This perverse account distorts whose belief system is more likely to nurture arrogance and ignorance. Know that whenever you debate with a religionist, they believe their moral outlook, their way of life, is superior to that of any other religionists and most certainly that of an atheist. So nuns are likely to be great teachers by virtue of them being nuns. What matters for Odone et al isn't the goal of ensuring high quality teachers, as teaching qualifications at least aim at, but that teachers abide by a particular dogma. Moral purity is necessary for teachers too, which for Odone would probably disqualify gay people from being teachers, just as she disqualifies gay people from marrying on the basis that it would be a "pantomime ceremony" in which "Gays will be faking it".

Andrew Marr repeatedly asked Tristram Hunt on the Andrew Marr Show on the Sunday after Question Time "can an unqualified nun be a good teacher?" Hunt should have been bold enough to not shirk the question, as he did, but instead pointedly respond with the reasonable point that being divinely ordained isn't a sufficient criterion to justify teaching young people

We must consider why it is that religionists so strongly defend the right of their fellow ilk to educate young people. Is it reflective of a deep love of education? It is because of a desire to educate a child in the best way possible? Or is it because schools constitute a golden opportunity to evangelise, to bend the malleable mind of the young into a dogma which you have vested your life into believing? We must ask why religious bodies are so intent on setting up faith schools (they are particularly active when it comes to free school applications). Is it because they want to ensure a balanced, high quality education? Or is it because religious organisations can use schools as part of an agenda to impact government policy? In April 2012, the Catholic Church wrote to every state funded Catholic secondary school in England and Wales asking them to encourage pupils to sign a petition against gay marriage.

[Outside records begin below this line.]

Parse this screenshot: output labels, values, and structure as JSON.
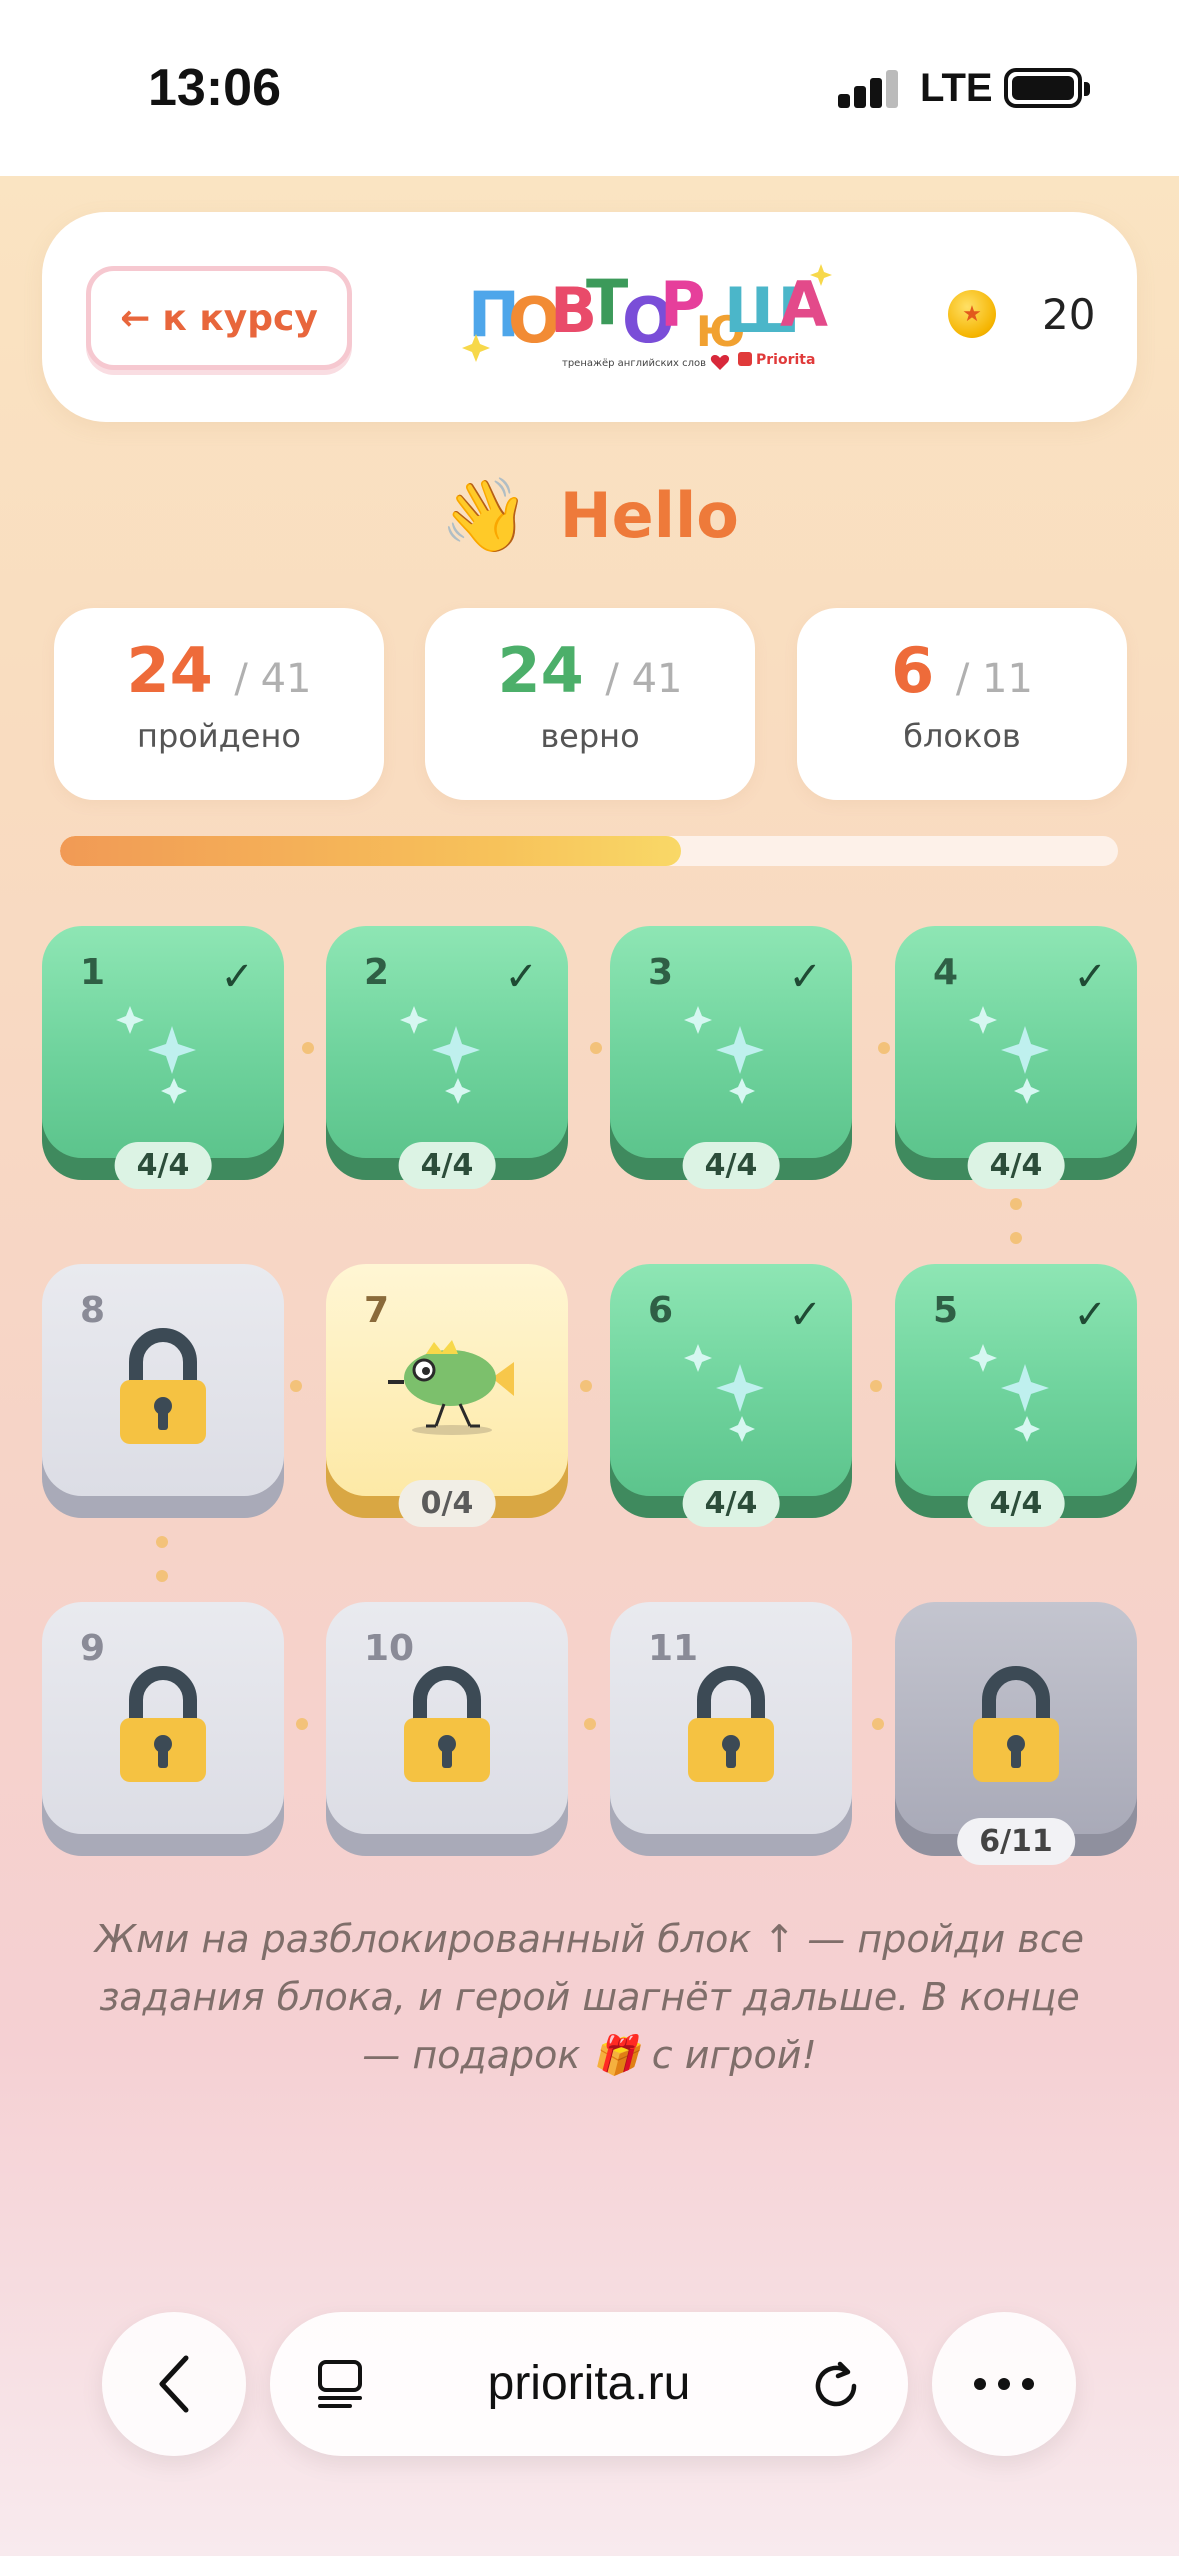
{
  "status_bar": {
    "time": "13:06",
    "network": "LTE"
  },
  "header": {
    "back_label": "к курсу",
    "logo_text": "ПОВТОРЮША",
    "logo_subtitle": "тренажёр английских слов",
    "logo_brand": "Priorita",
    "coins": "20"
  },
  "lesson": {
    "title": "Hello",
    "title_icon": "waving-hand-icon"
  },
  "stats": [
    {
      "value": "24",
      "total": "/ 41",
      "label": "пройдено",
      "color": "#ee6b3a"
    },
    {
      "value": "24",
      "total": "/ 41",
      "label": "верно",
      "color": "#4caf6a"
    },
    {
      "value": "6",
      "total": "/ 11",
      "label": "блоков",
      "color": "#ee6b3a"
    }
  ],
  "progress": {
    "fraction": 0.587
  },
  "tiles": [
    {
      "num": "1",
      "state": "done",
      "badge": "4/4"
    },
    {
      "num": "2",
      "state": "done",
      "badge": "4/4"
    },
    {
      "num": "3",
      "state": "done",
      "badge": "4/4"
    },
    {
      "num": "4",
      "state": "done",
      "badge": "4/4"
    },
    {
      "num": "5",
      "state": "done",
      "badge": "4/4"
    },
    {
      "num": "6",
      "state": "done",
      "badge": "4/4"
    },
    {
      "num": "7",
      "state": "current",
      "badge": "0/4"
    },
    {
      "num": "8",
      "state": "locked",
      "badge": ""
    },
    {
      "num": "9",
      "state": "locked",
      "badge": ""
    },
    {
      "num": "10",
      "state": "locked",
      "badge": ""
    },
    {
      "num": "11",
      "state": "locked",
      "badge": ""
    },
    {
      "num": "",
      "state": "final",
      "badge": "6/11"
    }
  ],
  "hint": "Жми на разблокированный блок ↑ — пройди все задания блока, и герой шагнёт дальше. В конце — подарок 🎁 с игрой!",
  "browser": {
    "url": "priorita.ru"
  }
}
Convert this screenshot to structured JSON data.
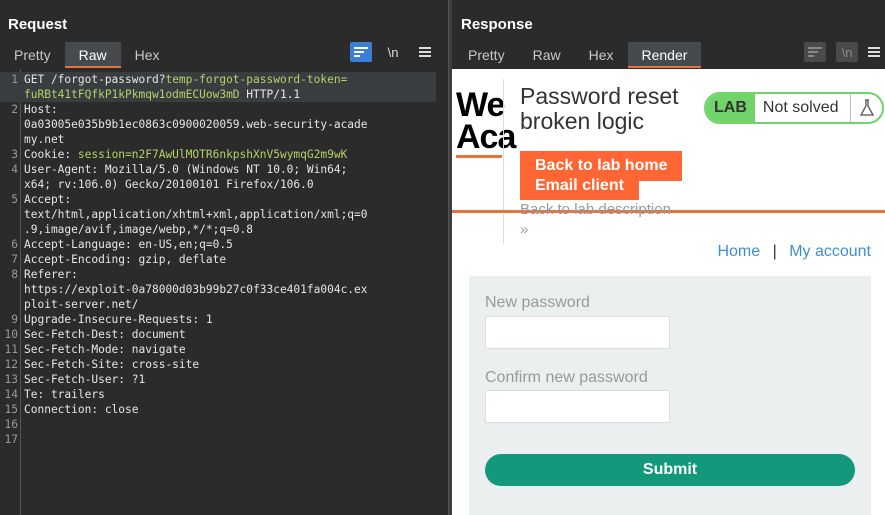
{
  "request": {
    "title": "Request",
    "tabs": [
      "Pretty",
      "Raw",
      "Hex"
    ],
    "active_tab": "Raw",
    "tool_wrap": "≡",
    "tool_newline": "\\n",
    "tool_menu": "☰",
    "lines": [
      {
        "n": "1",
        "parts": [
          [
            "key",
            "GET /forgot-password?"
          ],
          [
            "grn",
            "temp-forgot-password-token="
          ]
        ]
      },
      {
        "n": "",
        "parts": [
          [
            "grn",
            "fuRBt41tFQfkP1kPkmqw1odmECUow3mD"
          ],
          [
            "key",
            " HTTP/1.1"
          ]
        ]
      },
      {
        "n": "2",
        "parts": [
          [
            "key",
            "Host:"
          ]
        ]
      },
      {
        "n": "",
        "parts": [
          [
            "key",
            "0a03005e035b9b1ec0863c0900020059.web-security-acade"
          ]
        ]
      },
      {
        "n": "",
        "parts": [
          [
            "key",
            "my.net"
          ]
        ]
      },
      {
        "n": "3",
        "parts": [
          [
            "key",
            "Cookie: "
          ],
          [
            "grn",
            "session=n2F7AwUlMOTR6nkpshXnV5wymqG2m9wK"
          ]
        ]
      },
      {
        "n": "4",
        "parts": [
          [
            "key",
            "User-Agent: Mozilla/5.0 (Windows NT 10.0; Win64;"
          ]
        ]
      },
      {
        "n": "",
        "parts": [
          [
            "key",
            "x64; rv:106.0) Gecko/20100101 Firefox/106.0"
          ]
        ]
      },
      {
        "n": "5",
        "parts": [
          [
            "key",
            "Accept:"
          ]
        ]
      },
      {
        "n": "",
        "parts": [
          [
            "key",
            "text/html,application/xhtml+xml,application/xml;q=0"
          ]
        ]
      },
      {
        "n": "",
        "parts": [
          [
            "key",
            ".9,image/avif,image/webp,*/*;q=0.8"
          ]
        ]
      },
      {
        "n": "6",
        "parts": [
          [
            "key",
            "Accept-Language: en-US,en;q=0.5"
          ]
        ]
      },
      {
        "n": "7",
        "parts": [
          [
            "key",
            "Accept-Encoding: gzip, deflate"
          ]
        ]
      },
      {
        "n": "8",
        "parts": [
          [
            "key",
            "Referer:"
          ]
        ]
      },
      {
        "n": "",
        "parts": [
          [
            "key",
            "https://exploit-0a78000d03b99b27c0f33ce401fa004c.ex"
          ]
        ]
      },
      {
        "n": "",
        "parts": [
          [
            "key",
            "ploit-server.net/"
          ]
        ]
      },
      {
        "n": "9",
        "parts": [
          [
            "key",
            "Upgrade-Insecure-Requests: 1"
          ]
        ]
      },
      {
        "n": "10",
        "parts": [
          [
            "key",
            "Sec-Fetch-Dest: document"
          ]
        ]
      },
      {
        "n": "11",
        "parts": [
          [
            "key",
            "Sec-Fetch-Mode: navigate"
          ]
        ]
      },
      {
        "n": "12",
        "parts": [
          [
            "key",
            "Sec-Fetch-Site: cross-site"
          ]
        ]
      },
      {
        "n": "13",
        "parts": [
          [
            "key",
            "Sec-Fetch-User: ?1"
          ]
        ]
      },
      {
        "n": "14",
        "parts": [
          [
            "key",
            "Te: trailers"
          ]
        ]
      },
      {
        "n": "15",
        "parts": [
          [
            "key",
            "Connection: close"
          ]
        ]
      },
      {
        "n": "16",
        "parts": []
      },
      {
        "n": "17",
        "parts": []
      }
    ]
  },
  "response": {
    "title": "Response",
    "tabs": [
      "Pretty",
      "Raw",
      "Hex",
      "Render"
    ],
    "active_tab": "Render",
    "tool_wrap": "≡",
    "tool_newline": "\\n",
    "tool_menu": "☰",
    "render": {
      "logo_line1": "We",
      "logo_line2": "Aca",
      "lab_title_line1": "Password reset",
      "lab_title_line2": "broken logic",
      "badge_lab": "LAB",
      "badge_status": "Not solved",
      "back_home": "Back to lab home",
      "email_client": "Email client",
      "back_desc": "Back to lab description",
      "chevrons": "»",
      "nav_home": "Home",
      "nav_sep": "|",
      "nav_account": "My account",
      "new_password_label": "New password",
      "confirm_password_label": "Confirm new password",
      "submit": "Submit"
    }
  },
  "colors": {
    "accent_blue": "#3e7fd6",
    "burp_orange": "#e8743b",
    "lab_orange": "#ff6633",
    "badge_green": "#70d46b",
    "submit_teal": "#13987c",
    "token_green": "#b5d169"
  }
}
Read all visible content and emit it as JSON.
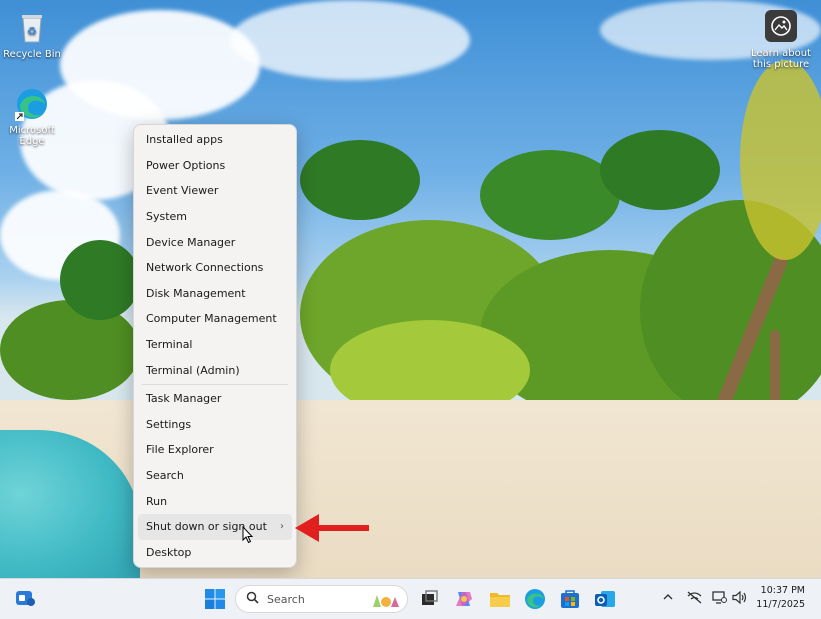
{
  "desktop": {
    "icons": [
      {
        "label": "Recycle Bin",
        "icon": "recycle-bin-icon"
      },
      {
        "label": "Microsoft Edge",
        "icon": "edge-icon"
      }
    ],
    "learn_about": "Learn about this picture"
  },
  "context_menu": {
    "items": [
      "Installed apps",
      "Power Options",
      "Event Viewer",
      "System",
      "Device Manager",
      "Network Connections",
      "Disk Management",
      "Computer Management",
      "Terminal",
      "Terminal (Admin)",
      "Task Manager",
      "Settings",
      "File Explorer",
      "Search",
      "Run",
      "Shut down or sign out",
      "Desktop"
    ],
    "highlighted": "Shut down or sign out",
    "submenu_indicator": "›"
  },
  "annotation": {
    "color": "#e01f1f",
    "shape": "left-arrow"
  },
  "taskbar": {
    "search_placeholder": "Search",
    "pinned": [
      "start-icon",
      "search-icon",
      "task-view-icon",
      "copilot-icon",
      "file-explorer-icon",
      "edge-icon",
      "store-icon",
      "outlook-icon"
    ],
    "tray": [
      "chevron-up-icon",
      "network-off-icon",
      "display-icon",
      "volume-icon"
    ],
    "time": "10:37 PM",
    "date": "11/7/2025"
  },
  "colors": {
    "accent": "#0067c0",
    "menu_bg": "#f4f3f2",
    "taskbar_bg": "#eef1f5"
  }
}
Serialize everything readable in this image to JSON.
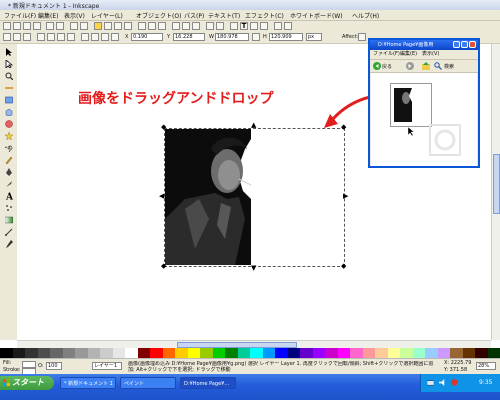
{
  "window": {
    "title": "* 新規ドキュメント 1 - Inkscape"
  },
  "menu": {
    "items": [
      "ファイル(F)",
      "編集(E)",
      "表示(V)",
      "レイヤー(L)",
      "オブジェクト(O)",
      "パス(P)",
      "テキスト(T)",
      "エフェクト(C)",
      "ホワイトボード(W)",
      "ヘルプ(H)"
    ]
  },
  "toolbar": {
    "x_label": "X",
    "x_value": "0.190",
    "y_label": "Y",
    "y_value": "16.228",
    "w_label": "W",
    "w_value": "180.978",
    "h_label": "H",
    "h_value": "120.909",
    "unit": "px",
    "affect_label": "Affect:"
  },
  "canvas": {
    "instruction": "画像をドラッグアンドドロップ"
  },
  "explorer": {
    "title": "D:¥Home Page¥画像用",
    "menu": [
      "ファイル(F)",
      "編集(E)",
      "表示(V)"
    ],
    "back_label": "戻る",
    "search_label": "検索"
  },
  "status": {
    "fill_label": "Fill:",
    "stroke_label": "Stroke:",
    "opacity": "O:",
    "opacity_value": "100",
    "layer": "レイヤー1",
    "message": "画像(画像埋め込み D:¥Home Page¥画像用¥g.png) 選択 レイヤー Layer 1. 再度クリックで回転/傾斜; Shift+クリックで選択範囲に追加; Alt+クリックで下を選択; ドラッグで移動",
    "x_coord": "X: 2225.79",
    "y_coord": "Y: 371.58",
    "zoom": "28%"
  },
  "taskbar": {
    "start_label": "スタート",
    "tasks": [
      "* 新規ドキュメント 1",
      "ペイント",
      "D:¥Home Page¥..."
    ],
    "clock": "9:35"
  },
  "colors": {
    "accent": "#e21d1d",
    "taskbar": "#245edb",
    "dialog_title": "#0b47c9",
    "chrome": "#ece9d8"
  }
}
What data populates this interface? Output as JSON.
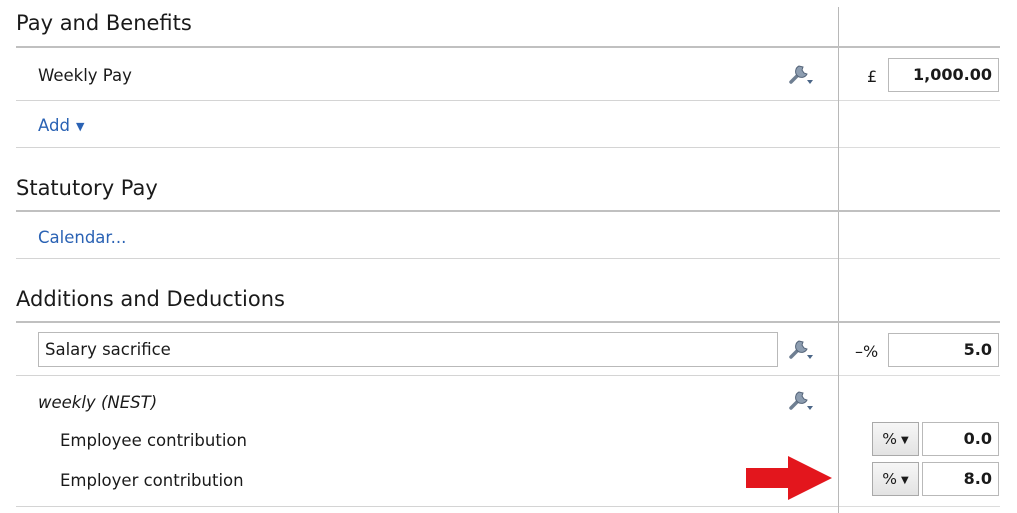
{
  "sections": {
    "pay_benefits": {
      "title": "Pay and Benefits",
      "weekly_pay": {
        "label": "Weekly Pay",
        "currency": "£",
        "value": "1,000.00"
      },
      "add_label": "Add"
    },
    "statutory_pay": {
      "title": "Statutory Pay",
      "calendar_link": "Calendar..."
    },
    "additions_deductions": {
      "title": "Additions and Deductions",
      "salary_sacrifice": {
        "value": "Salary sacrifice",
        "unit": "–%",
        "amount": "5.0"
      },
      "pension": {
        "label": "weekly (NEST)",
        "employee": {
          "label": "Employee contribution",
          "unit": "%",
          "amount": "0.0"
        },
        "employer": {
          "label": "Employer contribution",
          "unit": "%",
          "amount": "8.0"
        }
      }
    }
  },
  "icons": {
    "settings": "wrench-settings-icon",
    "annotation": "red-arrow-icon"
  },
  "colors": {
    "link": "#2a62b4",
    "arrow": "#e3161d"
  }
}
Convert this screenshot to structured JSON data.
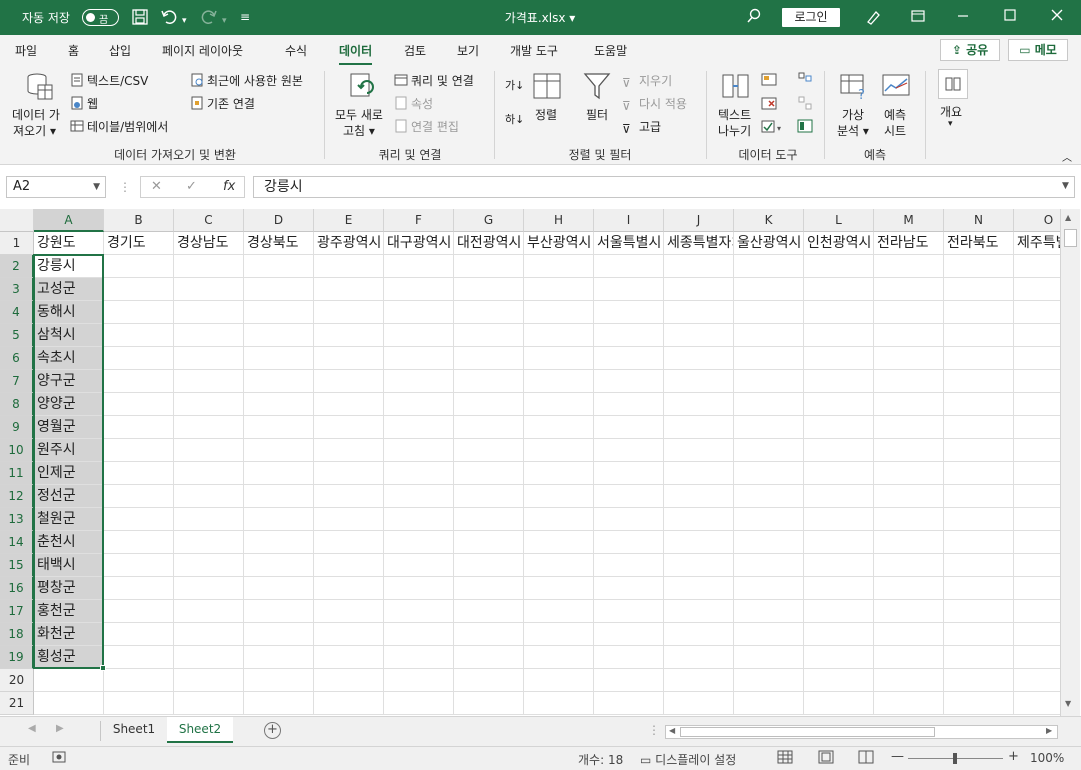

Indoctrinating young people into a belief system is morally abhorrent. Education should be about nurturing the mind to be able to come to its own decisions and presenting numerous different perspectives in a balanced way. Education must encourage inquisitiveness and independence of thought, rather than blind acceptance. It must teach pupils how to think, rather than what to think. Whereas an atheist teacher should allow pupils to express theistic views, because it is reasonable for an individual to hold and express core beliefs, a nun or religious teacher will ensure that in their teachings, ultimately their side comes out on top. So, as Bertrand Russell put it, "In all stages of education the influence of superstition is disastrous" because "Inconvenient questions are met with 'hush, hush' or with punishment." Child poverty? Natural disasters? Murders? Fear not children, all part of God's plan. Pray to God, go to Church, and you shall avoid such troubles.

If we're going to stoop to Odone's level by deploying argument by personal anecdote, I'm sure many atheists like myself can throw some back at her. I recall my Christian junior school Headmaster explaining in school assembly that either the world is meaningless and was an accident, or there is some divine meaning to it and it was created by God. To a ten-year old like me, it was so captivating. It made sense. I recall my Rabbi berating me for not wanting to attend Hebrew School classes. To be a good Jew and thus a good child, I was told, I had to attend them. I know of a teacher who, when asked who would go to hell, the non-Christian who did good all their life, or the person who caused harm all their life but had a death bed repentance and conversion to Christianity, he replied the former. In all these instances what mattered to these religious 'teachers' wasn't education nor the interests of the child or person, but whether that child or person conformed to their particular religious doctrine.

Can a nun be a good teacher? No they can't. Nor can any teacher that imposes their religious dogma on young people. The taboo shouldn't be Hunt questioning whether nuns are good teachers. The taboo should be defending religious indoctrination of young people.

Before You Go